Using the entries below, quote exactly the span of lines that begins with the line containing "Serialize everything readable" and ends with the final line.

Given data

★ ★ ★ ★ ★ ★ ★

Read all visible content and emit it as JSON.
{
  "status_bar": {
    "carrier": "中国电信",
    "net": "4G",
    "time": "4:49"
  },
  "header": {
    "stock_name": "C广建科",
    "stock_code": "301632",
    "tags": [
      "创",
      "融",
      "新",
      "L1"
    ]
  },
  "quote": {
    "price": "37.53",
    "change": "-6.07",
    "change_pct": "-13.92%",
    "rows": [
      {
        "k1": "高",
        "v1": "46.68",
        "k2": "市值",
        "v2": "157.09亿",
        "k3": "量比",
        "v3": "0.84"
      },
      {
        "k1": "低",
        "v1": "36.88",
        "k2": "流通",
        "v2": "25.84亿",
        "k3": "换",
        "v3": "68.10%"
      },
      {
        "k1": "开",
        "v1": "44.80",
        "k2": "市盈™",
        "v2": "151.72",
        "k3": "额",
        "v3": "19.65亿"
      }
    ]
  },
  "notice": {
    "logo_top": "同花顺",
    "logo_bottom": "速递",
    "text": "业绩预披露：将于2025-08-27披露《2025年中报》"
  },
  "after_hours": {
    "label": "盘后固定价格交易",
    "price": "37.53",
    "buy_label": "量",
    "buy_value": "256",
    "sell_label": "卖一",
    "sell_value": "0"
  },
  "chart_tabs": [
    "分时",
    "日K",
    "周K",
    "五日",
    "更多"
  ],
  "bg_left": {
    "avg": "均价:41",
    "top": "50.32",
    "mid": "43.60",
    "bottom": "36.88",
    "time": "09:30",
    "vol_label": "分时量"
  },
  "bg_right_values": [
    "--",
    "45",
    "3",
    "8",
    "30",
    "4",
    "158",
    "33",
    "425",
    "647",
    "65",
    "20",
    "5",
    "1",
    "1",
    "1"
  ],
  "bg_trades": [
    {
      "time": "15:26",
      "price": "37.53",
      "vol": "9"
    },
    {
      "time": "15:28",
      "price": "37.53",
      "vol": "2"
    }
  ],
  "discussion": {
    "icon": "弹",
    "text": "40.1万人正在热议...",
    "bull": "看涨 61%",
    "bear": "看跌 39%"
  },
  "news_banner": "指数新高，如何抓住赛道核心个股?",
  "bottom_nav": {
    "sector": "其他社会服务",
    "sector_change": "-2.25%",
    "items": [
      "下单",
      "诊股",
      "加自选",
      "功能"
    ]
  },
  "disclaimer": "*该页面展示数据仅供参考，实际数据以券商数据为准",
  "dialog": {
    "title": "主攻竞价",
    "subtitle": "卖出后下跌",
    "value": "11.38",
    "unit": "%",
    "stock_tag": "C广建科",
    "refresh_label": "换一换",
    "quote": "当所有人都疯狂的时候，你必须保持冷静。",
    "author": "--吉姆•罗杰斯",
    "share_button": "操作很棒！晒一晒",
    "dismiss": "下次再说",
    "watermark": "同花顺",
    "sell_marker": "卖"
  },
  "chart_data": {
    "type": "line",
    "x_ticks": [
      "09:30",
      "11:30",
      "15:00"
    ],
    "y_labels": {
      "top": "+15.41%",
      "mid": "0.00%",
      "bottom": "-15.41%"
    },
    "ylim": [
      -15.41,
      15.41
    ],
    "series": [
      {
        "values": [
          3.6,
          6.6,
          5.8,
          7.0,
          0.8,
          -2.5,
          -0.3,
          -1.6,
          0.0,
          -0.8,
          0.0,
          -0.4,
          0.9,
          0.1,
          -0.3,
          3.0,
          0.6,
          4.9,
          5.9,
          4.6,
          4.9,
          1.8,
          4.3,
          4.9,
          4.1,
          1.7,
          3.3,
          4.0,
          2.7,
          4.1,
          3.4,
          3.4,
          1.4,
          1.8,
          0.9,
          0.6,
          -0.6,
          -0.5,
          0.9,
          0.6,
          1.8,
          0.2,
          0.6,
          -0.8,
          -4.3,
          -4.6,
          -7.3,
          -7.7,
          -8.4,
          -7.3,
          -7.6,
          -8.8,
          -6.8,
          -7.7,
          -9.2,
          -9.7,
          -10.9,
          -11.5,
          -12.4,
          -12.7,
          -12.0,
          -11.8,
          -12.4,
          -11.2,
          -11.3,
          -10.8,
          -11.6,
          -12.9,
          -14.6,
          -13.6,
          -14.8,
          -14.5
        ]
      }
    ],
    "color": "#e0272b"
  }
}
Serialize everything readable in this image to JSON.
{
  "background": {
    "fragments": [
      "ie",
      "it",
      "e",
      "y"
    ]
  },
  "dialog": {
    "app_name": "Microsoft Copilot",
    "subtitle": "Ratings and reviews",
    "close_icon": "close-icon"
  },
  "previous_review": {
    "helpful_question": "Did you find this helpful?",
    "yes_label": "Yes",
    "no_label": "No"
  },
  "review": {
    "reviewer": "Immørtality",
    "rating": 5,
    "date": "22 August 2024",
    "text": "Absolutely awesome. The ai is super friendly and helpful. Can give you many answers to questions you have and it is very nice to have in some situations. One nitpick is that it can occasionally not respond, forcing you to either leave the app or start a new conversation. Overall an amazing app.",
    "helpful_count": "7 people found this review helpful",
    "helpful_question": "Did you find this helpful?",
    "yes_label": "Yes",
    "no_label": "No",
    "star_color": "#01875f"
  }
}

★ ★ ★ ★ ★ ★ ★

Output of the task
Serialize everything readable in this image to JSON.
{
  "background": {
    "fragments": [
      "ie",
      "it",
      "e",
      "y"
    ]
  },
  "dialog": {
    "app_name": "Microsoft Copilot",
    "subtitle": "Ratings and reviews",
    "close_icon": "close-icon"
  },
  "previous_review": {
    "helpful_question": "Did you find this helpful?",
    "yes_label": "Yes",
    "no_label": "No"
  },
  "review": {
    "reviewer": "Immørtality",
    "rating": 5,
    "date": "22 August 2024",
    "text": "Absolutely awesome. The ai is super friendly and helpful. Can give you many answers to questions you have and it is very nice to have in some situations. One nitpick is that it can occasionally not respond, forcing you to either leave the app or start a new conversation. Overall an amazing app.",
    "helpful_count": "7 people found this review helpful",
    "helpful_question": "Did you find this helpful?",
    "yes_label": "Yes",
    "no_label": "No",
    "star_color": "#01875f"
  }
}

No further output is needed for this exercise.